= Beginning of Section =

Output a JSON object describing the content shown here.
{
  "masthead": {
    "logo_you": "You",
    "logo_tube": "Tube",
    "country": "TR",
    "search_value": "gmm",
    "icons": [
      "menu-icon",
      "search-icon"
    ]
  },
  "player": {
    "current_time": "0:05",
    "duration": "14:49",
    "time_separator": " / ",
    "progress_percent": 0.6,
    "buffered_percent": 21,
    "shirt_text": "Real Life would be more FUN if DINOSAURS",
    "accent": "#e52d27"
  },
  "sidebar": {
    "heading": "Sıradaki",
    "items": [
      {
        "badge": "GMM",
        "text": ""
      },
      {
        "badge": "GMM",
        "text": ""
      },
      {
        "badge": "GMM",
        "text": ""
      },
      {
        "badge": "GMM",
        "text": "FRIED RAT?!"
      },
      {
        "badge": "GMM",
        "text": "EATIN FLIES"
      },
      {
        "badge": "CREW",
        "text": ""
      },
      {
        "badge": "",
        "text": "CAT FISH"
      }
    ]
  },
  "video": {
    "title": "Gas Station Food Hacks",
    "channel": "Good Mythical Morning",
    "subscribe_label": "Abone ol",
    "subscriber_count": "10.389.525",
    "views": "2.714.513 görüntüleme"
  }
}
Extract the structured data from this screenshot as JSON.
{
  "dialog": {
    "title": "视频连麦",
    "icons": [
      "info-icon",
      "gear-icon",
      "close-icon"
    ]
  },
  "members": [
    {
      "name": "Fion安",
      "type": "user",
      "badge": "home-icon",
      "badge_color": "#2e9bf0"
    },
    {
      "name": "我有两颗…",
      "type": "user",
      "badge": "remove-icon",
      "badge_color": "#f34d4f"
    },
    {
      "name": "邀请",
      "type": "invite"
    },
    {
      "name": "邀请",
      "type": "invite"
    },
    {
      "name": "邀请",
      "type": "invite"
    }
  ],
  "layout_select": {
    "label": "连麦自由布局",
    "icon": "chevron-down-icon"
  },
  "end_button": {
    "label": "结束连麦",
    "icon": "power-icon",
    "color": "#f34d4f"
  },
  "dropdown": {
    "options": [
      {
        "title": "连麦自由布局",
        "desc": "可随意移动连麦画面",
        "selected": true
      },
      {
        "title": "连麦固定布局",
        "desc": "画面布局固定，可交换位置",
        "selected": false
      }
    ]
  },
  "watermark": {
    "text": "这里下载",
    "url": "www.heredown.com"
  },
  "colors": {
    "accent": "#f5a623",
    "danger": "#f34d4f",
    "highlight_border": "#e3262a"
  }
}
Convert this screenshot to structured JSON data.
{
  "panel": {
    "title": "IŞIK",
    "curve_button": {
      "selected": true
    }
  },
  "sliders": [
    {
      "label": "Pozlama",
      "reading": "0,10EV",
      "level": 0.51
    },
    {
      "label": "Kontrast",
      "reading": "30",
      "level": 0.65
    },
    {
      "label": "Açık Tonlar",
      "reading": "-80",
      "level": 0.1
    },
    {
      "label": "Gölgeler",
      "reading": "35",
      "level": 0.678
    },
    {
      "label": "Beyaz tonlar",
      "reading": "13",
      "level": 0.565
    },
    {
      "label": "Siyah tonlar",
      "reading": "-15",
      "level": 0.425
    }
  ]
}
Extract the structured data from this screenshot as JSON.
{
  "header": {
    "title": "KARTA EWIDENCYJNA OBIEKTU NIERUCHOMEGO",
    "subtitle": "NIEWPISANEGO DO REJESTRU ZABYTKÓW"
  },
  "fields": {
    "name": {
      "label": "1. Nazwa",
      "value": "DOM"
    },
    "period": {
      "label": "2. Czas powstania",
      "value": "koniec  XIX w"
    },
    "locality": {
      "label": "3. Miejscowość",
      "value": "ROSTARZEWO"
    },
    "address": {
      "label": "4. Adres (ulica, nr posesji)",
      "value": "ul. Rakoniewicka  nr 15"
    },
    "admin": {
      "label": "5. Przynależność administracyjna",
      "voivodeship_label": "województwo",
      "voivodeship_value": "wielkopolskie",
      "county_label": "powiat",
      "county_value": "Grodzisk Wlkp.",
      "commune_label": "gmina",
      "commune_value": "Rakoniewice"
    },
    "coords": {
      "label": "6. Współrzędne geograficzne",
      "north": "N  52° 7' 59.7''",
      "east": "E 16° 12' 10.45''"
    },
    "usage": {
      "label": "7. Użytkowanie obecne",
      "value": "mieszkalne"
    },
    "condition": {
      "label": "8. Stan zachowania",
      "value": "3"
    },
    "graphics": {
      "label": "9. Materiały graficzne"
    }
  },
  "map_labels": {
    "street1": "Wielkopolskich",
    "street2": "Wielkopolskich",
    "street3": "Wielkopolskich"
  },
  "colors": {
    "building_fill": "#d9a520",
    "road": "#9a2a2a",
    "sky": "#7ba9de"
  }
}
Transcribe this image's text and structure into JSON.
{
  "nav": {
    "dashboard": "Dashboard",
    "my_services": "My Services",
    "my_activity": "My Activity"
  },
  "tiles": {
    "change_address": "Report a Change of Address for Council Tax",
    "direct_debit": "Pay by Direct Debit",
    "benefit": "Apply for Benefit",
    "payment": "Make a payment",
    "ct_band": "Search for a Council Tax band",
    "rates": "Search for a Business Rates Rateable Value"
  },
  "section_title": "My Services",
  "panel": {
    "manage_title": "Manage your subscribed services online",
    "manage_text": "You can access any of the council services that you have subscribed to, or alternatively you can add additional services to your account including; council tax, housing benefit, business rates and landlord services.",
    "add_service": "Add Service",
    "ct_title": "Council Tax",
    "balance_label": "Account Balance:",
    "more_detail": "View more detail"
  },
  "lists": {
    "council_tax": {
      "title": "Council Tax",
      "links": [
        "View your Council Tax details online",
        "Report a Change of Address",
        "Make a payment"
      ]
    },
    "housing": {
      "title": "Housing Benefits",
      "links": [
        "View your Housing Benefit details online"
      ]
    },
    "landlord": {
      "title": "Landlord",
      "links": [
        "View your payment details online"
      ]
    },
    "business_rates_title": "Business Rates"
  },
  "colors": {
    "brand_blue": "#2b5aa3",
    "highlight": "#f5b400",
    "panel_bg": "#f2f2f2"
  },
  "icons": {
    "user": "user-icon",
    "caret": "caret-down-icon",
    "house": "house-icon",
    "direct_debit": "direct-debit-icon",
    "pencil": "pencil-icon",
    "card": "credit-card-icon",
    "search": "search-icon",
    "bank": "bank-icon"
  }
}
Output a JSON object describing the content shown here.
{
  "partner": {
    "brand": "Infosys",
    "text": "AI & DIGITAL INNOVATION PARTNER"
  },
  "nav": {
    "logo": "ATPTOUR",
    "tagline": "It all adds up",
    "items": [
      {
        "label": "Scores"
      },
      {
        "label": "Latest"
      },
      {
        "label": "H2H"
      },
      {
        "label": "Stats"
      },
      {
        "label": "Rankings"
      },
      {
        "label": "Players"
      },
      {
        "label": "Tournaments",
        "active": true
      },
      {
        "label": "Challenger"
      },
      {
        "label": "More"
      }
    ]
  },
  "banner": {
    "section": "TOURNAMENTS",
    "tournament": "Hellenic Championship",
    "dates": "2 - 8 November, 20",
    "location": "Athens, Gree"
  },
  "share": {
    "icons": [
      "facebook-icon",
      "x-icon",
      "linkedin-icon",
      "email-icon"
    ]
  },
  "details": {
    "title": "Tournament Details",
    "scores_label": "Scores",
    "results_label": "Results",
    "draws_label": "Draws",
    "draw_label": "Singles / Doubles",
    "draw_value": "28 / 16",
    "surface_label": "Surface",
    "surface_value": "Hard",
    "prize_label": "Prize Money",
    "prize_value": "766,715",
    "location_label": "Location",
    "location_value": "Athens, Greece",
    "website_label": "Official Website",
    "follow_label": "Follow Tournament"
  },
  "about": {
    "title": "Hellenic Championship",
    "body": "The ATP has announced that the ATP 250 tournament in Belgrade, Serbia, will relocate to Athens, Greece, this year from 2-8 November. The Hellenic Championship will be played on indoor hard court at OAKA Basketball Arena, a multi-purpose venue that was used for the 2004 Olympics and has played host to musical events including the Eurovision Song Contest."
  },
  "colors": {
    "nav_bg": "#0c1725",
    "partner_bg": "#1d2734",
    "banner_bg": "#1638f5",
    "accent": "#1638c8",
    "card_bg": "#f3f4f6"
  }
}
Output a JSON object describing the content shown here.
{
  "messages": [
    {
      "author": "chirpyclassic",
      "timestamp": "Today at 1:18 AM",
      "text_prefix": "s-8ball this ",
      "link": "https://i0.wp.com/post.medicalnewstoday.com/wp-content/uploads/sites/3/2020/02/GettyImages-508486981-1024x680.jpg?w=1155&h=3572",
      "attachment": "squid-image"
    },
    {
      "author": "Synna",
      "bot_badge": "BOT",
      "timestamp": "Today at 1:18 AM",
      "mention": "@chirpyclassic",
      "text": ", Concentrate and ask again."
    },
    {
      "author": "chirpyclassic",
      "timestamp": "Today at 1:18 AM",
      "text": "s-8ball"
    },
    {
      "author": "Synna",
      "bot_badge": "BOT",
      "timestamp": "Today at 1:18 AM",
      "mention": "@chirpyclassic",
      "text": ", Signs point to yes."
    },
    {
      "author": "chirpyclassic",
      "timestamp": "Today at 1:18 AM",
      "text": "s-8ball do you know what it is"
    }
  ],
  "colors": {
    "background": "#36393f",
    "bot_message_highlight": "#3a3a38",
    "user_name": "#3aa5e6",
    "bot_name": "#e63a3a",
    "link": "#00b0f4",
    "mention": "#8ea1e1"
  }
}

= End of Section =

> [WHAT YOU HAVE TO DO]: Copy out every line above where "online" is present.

> [ANSWER FOR THIS EXERCISE]:
    "manage_title": "Manage your subscribed services online",
        "View your Council Tax details online",
        "View your Housing Benefit details online"
        "View your payment details online"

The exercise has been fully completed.